_YOUR TASK_
Drop every image and restate the entries below word for word.

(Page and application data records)
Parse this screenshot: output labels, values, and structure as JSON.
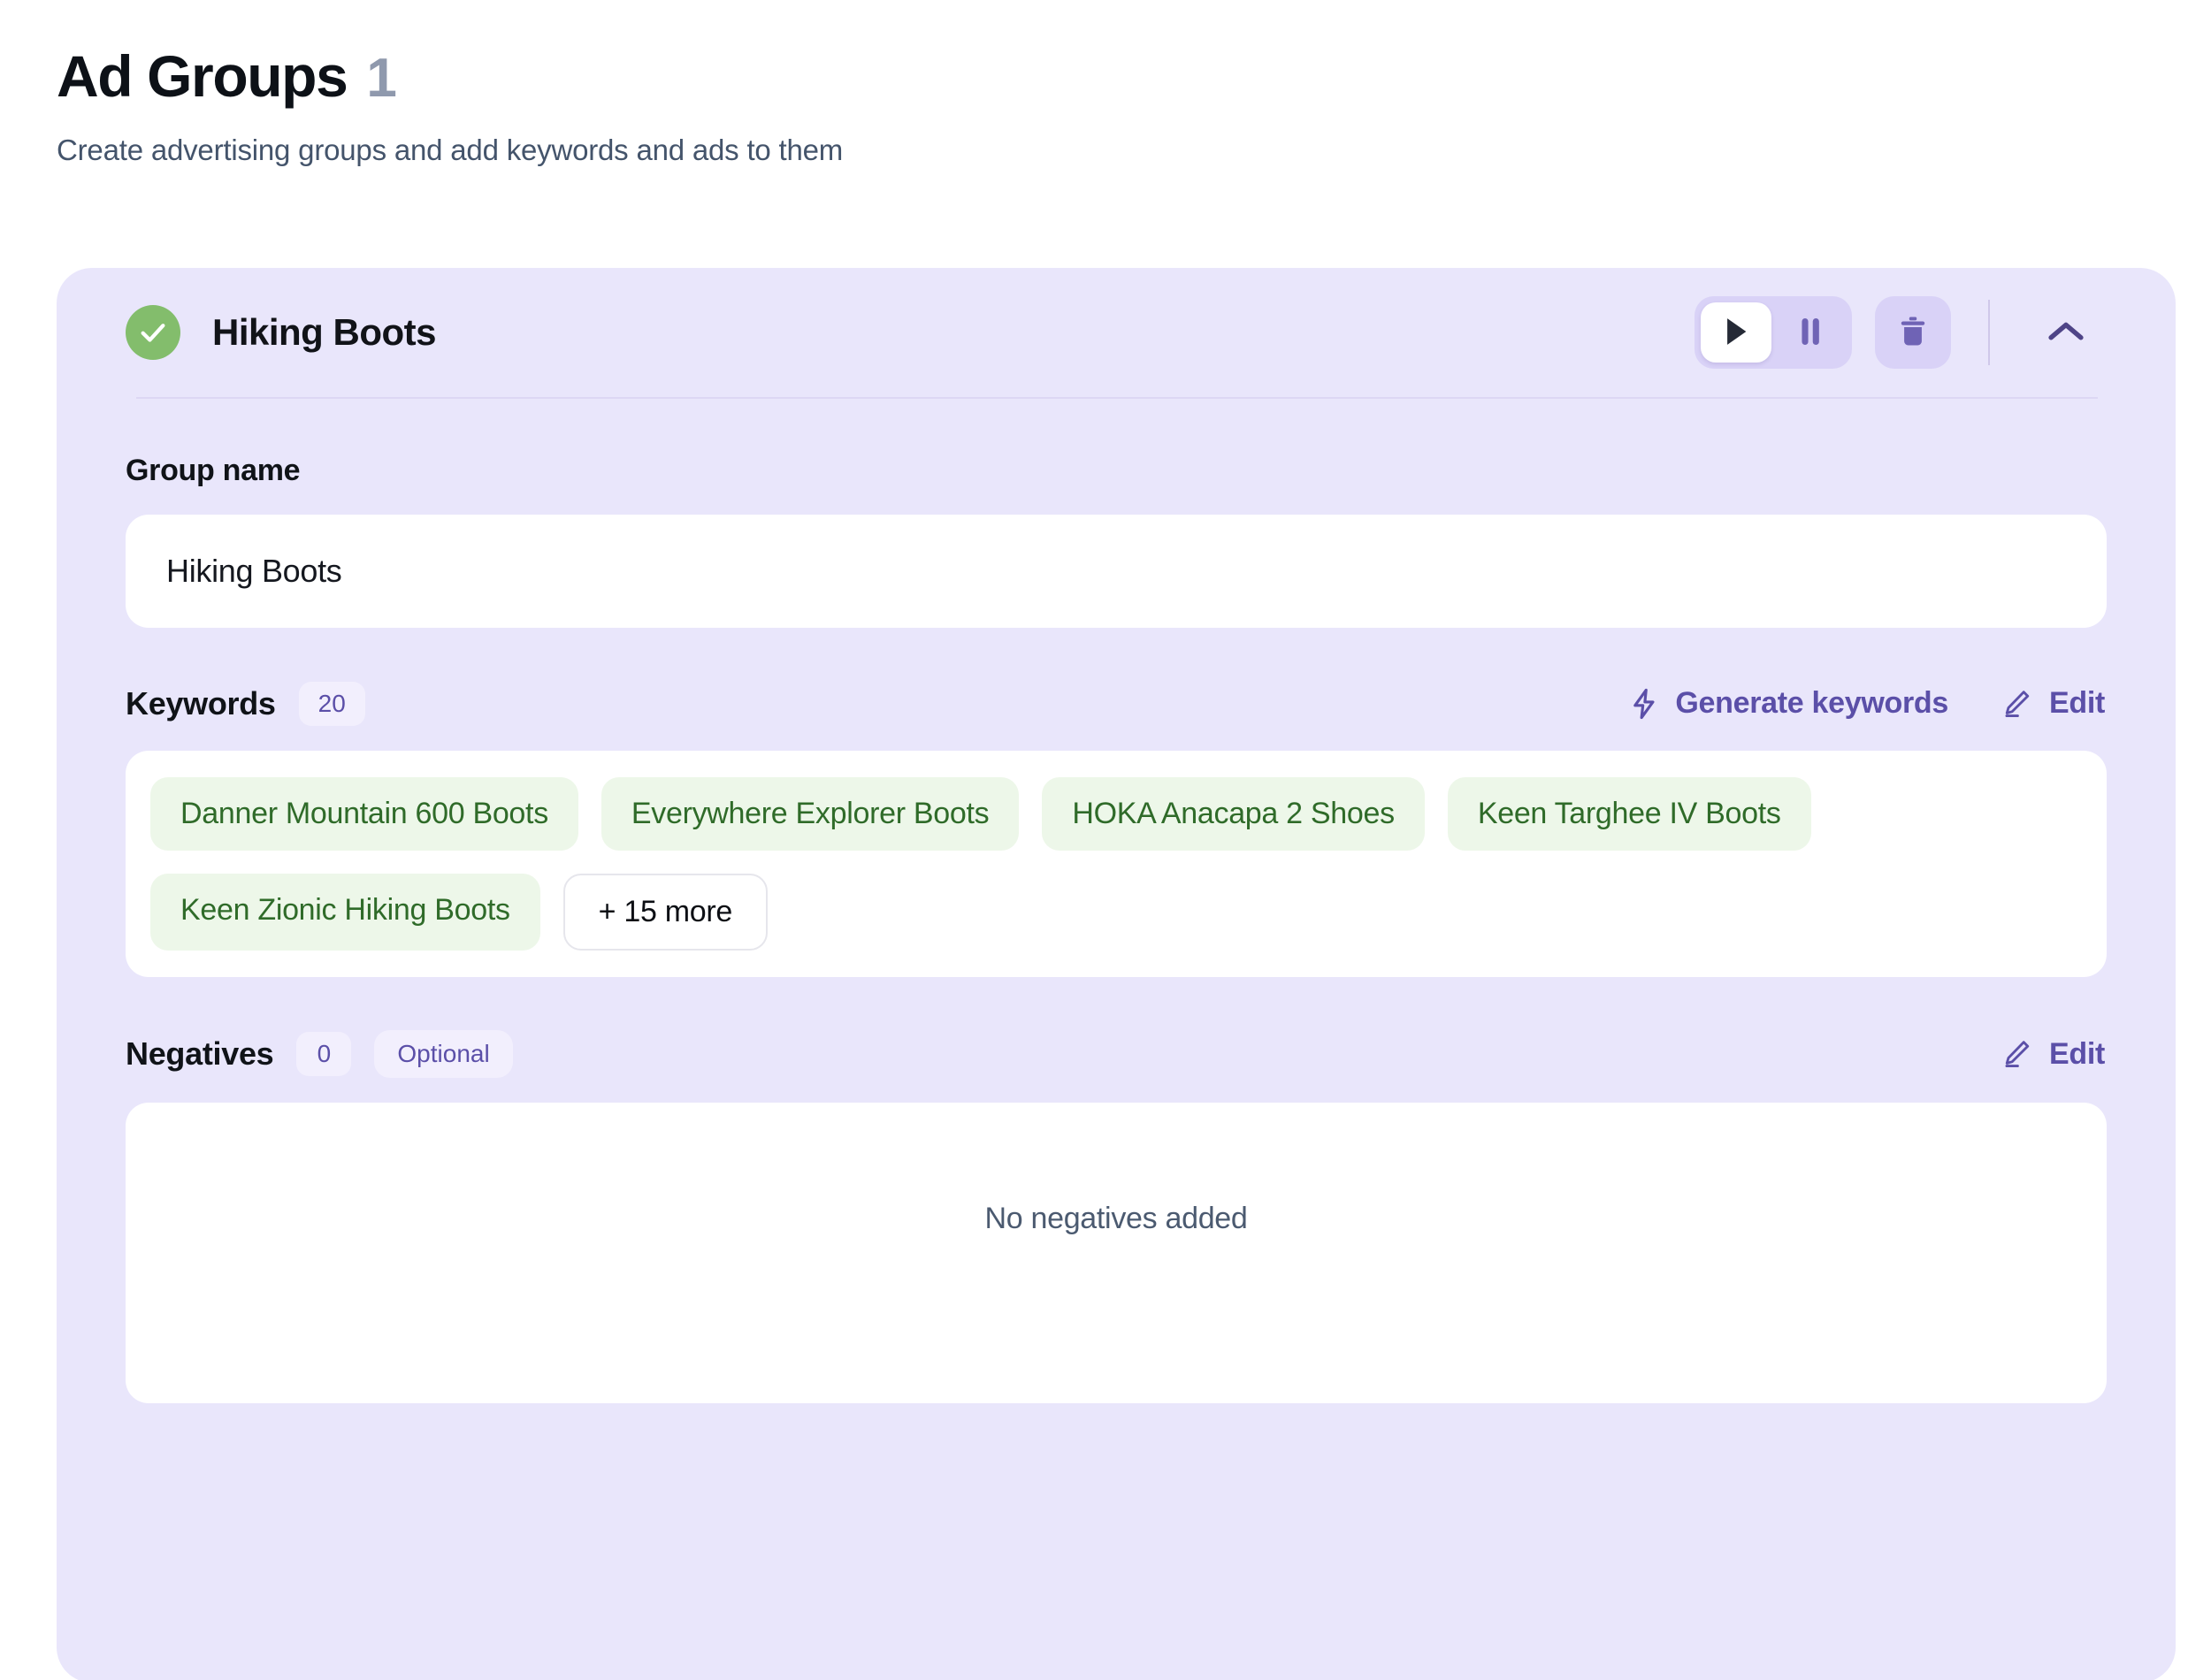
{
  "header": {
    "title": "Ad Groups",
    "count": "1",
    "subtitle": "Create advertising groups and add keywords and ads to them"
  },
  "group": {
    "name": "Hiking Boots",
    "status_icon": "check-circle-icon",
    "controls": {
      "play_icon": "play-icon",
      "pause_icon": "pause-icon",
      "delete_icon": "trash-icon",
      "collapse_icon": "chevron-up-icon",
      "play_active": true
    },
    "group_name_field": {
      "label": "Group name",
      "value": "Hiking Boots",
      "placeholder": "Group name"
    },
    "keywords": {
      "label": "Keywords",
      "count": "20",
      "generate_label": "Generate keywords",
      "generate_icon": "lightning-bolt-icon",
      "edit_label": "Edit",
      "edit_icon": "pencil-icon",
      "items": [
        "Danner Mountain 600 Boots",
        "Everywhere Explorer Boots",
        "HOKA Anacapa 2 Shoes",
        "Keen Targhee IV Boots",
        "Keen Zionic Hiking Boots"
      ],
      "more_label": "+ 15 more"
    },
    "negatives": {
      "label": "Negatives",
      "count": "0",
      "optional_label": "Optional",
      "edit_label": "Edit",
      "edit_icon": "pencil-icon",
      "empty_text": "No negatives added"
    }
  },
  "colors": {
    "card_background": "#e9e6fb",
    "accent_purple": "#5b4fa8",
    "status_green": "#83bd6c",
    "chip_green_bg": "#edf7e9",
    "chip_green_text": "#2f6b29",
    "title_dark": "#0d1117",
    "muted_slate": "#44546b"
  }
}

_RESULT_
Parse this screenshot: output labels, values, and structure as JSON.
{
  "header": {
    "title": "Ad Groups",
    "count": "1",
    "subtitle": "Create advertising groups and add keywords and ads to them"
  },
  "group": {
    "name": "Hiking Boots",
    "status_icon": "check-circle-icon",
    "controls": {
      "play_icon": "play-icon",
      "pause_icon": "pause-icon",
      "delete_icon": "trash-icon",
      "collapse_icon": "chevron-up-icon",
      "play_active": true
    },
    "group_name_field": {
      "label": "Group name",
      "value": "Hiking Boots",
      "placeholder": "Group name"
    },
    "keywords": {
      "label": "Keywords",
      "count": "20",
      "generate_label": "Generate keywords",
      "generate_icon": "lightning-bolt-icon",
      "edit_label": "Edit",
      "edit_icon": "pencil-icon",
      "items": [
        "Danner Mountain 600 Boots",
        "Everywhere Explorer Boots",
        "HOKA Anacapa 2 Shoes",
        "Keen Targhee IV Boots",
        "Keen Zionic Hiking Boots"
      ],
      "more_label": "+ 15 more"
    },
    "negatives": {
      "label": "Negatives",
      "count": "0",
      "optional_label": "Optional",
      "edit_label": "Edit",
      "edit_icon": "pencil-icon",
      "empty_text": "No negatives added"
    }
  },
  "colors": {
    "card_background": "#e9e6fb",
    "accent_purple": "#5b4fa8",
    "status_green": "#83bd6c",
    "chip_green_bg": "#edf7e9",
    "chip_green_text": "#2f6b29",
    "title_dark": "#0d1117",
    "muted_slate": "#44546b"
  }
}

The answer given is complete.